It always comes back to data
The ability to more accurately track consumer activity gives brick and mortars a host of insights. Not only can the more connected store know what was purchased, they can also see what products compelled the most research, price comparisons, or inspired trips to the fitting room. They can engage with in-store customers via social media as well as encourage and measure posts from their store and, increasingly, tap into emotional analytics. Further, more sophisticated attribution measurement is making it possible to determine what investments drove traffic to the store, even without purchase.
Though it would be inaccurate to suggest that traffic and sales aren’t still the key performance indicators for most stores, this broader set of data, if put to use, can help a retailer optimize beyond the limits of its four walls—especially critical at a time when stores are closing so rapidly that CNN wrote “Store Closings are the Hottest Trend in Retail.”
Where to go from here
Digital has an odd way of creating challenges and then presenting solutions for those challenges it creates. It offers a range of ways of to add genuine value, from brand awareness to interaction, coupled with pop-up flexibility. If retailers are savvier about embracing this value, they’ll stand a better chance of attracting customers. If not, they’re not only missing out on opportunities in the near term, they’re limiting their future prospects for growth—after all, isn’t it a waste to see a store as a fulfilment outlet?

Etsy acquires French handmade ecommerce company A Little Market

Online marketplace Etsy, which has made its name in selling handmade goods from independent vendors, announced on Monday that it acquired A Little Market — an ecommerce shop based in France that also focuses on handmade goods. The Wall Street Journal reported that the acquisition is the largest from Etsy to date, although the terms of the deal have not been disclosed. The company says that A Little Market will continue to function independently, providing domestic goods in France. The company has been on a bit of a buying spree, as it acquired technology ecommerce company Grand St. in April of this year.

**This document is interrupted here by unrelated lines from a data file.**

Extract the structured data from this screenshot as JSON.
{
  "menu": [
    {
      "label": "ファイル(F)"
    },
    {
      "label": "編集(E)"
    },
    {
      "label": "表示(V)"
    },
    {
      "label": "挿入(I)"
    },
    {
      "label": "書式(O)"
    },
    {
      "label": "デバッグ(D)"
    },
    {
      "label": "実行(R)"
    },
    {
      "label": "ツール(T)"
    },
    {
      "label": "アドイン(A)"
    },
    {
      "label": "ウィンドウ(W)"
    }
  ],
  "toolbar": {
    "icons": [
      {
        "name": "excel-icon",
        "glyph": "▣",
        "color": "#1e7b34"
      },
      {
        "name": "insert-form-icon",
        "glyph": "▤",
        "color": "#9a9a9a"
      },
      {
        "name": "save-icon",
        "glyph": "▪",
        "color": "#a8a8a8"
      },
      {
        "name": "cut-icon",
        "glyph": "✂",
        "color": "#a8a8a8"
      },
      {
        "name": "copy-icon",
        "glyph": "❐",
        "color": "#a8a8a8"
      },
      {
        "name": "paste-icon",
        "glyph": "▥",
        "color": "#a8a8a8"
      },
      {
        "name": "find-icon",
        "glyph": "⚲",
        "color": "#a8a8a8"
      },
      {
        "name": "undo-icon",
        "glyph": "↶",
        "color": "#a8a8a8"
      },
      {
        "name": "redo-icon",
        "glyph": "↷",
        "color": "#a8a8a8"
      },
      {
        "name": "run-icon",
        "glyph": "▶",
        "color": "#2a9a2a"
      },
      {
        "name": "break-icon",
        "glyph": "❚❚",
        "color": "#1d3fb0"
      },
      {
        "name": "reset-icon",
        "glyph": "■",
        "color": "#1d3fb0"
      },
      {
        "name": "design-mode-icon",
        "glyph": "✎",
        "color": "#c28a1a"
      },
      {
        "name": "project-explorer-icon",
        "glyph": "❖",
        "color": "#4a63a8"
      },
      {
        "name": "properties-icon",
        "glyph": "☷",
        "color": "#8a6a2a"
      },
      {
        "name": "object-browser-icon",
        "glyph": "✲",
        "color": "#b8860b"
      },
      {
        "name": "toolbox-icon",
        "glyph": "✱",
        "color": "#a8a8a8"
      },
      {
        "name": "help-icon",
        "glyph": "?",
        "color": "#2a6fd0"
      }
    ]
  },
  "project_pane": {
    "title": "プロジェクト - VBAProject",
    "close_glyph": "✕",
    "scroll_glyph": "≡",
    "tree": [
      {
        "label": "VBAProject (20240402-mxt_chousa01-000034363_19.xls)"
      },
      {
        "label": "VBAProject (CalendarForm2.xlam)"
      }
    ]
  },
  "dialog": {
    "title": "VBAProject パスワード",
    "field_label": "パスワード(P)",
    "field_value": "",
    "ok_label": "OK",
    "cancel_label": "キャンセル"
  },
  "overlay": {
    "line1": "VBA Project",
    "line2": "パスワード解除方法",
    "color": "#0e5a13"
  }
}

Still struggling, Fab will cut 80-90 employees tomorrow

It seems that hard times are continuing for struggling e-commerce startup Fab, as a company spokesperson confirmed to Buzzfeed today that it will lay of 80 to 90 employees — roughly a third of its current staff — in meetings tomorrow. The news comes as the team has spent the last six months putting together a line of sofas, which launched on Tuesday, in an effort to pivot from flash deals. The past year hasn’t been the greatest for Fab: Once worth roughly $1 billion to investors, the company shed 200 employees over two different layoffs in 2013 and also lost cofounder Bradford Shellhammer.